Requirement - Look for the word "menggunakan" in the entries and copy every line where it shows up.

[App and web page records]

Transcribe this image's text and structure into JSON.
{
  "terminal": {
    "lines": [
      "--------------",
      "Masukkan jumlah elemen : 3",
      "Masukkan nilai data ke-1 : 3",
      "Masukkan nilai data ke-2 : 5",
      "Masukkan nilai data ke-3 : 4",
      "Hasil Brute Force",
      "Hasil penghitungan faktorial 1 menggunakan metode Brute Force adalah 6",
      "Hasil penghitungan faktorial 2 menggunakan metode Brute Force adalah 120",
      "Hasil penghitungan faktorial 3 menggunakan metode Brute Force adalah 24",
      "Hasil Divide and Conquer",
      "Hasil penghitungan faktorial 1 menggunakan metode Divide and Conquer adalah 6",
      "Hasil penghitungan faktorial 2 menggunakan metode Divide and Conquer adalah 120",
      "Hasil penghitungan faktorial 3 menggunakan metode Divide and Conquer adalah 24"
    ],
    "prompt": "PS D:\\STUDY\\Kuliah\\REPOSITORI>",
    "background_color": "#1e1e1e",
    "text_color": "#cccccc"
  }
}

Exercise solution -
      "Hasil penghitungan faktorial 1 menggunakan metode Brute Force adalah 6",
      "Hasil penghitungan faktorial 2 menggunakan metode Brute Force adalah 120",
      "Hasil penghitungan faktorial 3 menggunakan metode Brute Force adalah 24",
      "Hasil penghitungan faktorial 1 menggunakan metode Divide and Conquer adalah 6",
      "Hasil penghitungan faktorial 2 menggunakan metode Divide and Conquer adalah 120",
      "Hasil penghitungan faktorial 3 menggunakan metode Divide and Conquer adalah 24"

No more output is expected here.